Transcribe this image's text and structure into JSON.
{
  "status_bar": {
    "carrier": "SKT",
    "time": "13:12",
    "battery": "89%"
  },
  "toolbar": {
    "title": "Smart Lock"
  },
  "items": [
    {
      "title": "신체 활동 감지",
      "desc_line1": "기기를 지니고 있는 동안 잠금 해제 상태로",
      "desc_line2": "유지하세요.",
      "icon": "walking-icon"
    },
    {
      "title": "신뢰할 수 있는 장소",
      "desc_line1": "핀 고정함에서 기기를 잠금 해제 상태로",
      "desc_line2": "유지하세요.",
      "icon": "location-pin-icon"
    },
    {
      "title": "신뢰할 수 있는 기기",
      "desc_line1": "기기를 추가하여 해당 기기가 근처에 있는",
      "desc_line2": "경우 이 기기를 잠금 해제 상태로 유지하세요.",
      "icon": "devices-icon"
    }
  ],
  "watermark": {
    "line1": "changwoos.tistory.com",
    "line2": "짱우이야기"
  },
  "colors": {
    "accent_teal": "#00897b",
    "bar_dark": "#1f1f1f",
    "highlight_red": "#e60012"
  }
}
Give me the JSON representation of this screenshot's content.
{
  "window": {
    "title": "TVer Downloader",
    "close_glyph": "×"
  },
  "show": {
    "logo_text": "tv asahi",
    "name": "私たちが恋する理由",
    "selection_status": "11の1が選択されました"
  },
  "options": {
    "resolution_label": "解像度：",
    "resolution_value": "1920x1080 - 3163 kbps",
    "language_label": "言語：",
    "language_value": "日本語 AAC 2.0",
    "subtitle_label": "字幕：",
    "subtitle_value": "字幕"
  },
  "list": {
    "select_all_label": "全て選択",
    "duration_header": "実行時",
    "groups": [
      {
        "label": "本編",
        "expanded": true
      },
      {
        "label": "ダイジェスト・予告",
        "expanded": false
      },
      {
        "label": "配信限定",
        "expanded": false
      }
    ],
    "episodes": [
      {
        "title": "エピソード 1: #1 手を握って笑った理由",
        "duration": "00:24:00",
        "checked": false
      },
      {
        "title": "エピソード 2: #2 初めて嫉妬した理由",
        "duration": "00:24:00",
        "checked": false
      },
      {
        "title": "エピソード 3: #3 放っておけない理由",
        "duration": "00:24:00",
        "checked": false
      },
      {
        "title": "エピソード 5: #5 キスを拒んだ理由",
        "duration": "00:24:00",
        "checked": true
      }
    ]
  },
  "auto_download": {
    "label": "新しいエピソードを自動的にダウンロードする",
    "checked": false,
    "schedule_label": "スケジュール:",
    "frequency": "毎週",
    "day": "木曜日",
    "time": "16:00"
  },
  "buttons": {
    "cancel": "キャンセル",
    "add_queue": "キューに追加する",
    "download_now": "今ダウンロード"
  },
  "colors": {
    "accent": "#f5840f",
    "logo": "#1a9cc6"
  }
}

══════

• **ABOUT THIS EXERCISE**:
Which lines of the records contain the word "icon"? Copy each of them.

• **REPLY**:
      "icon": "walking-icon"
      "icon": "location-pin-icon"
      "icon": "devices-icon"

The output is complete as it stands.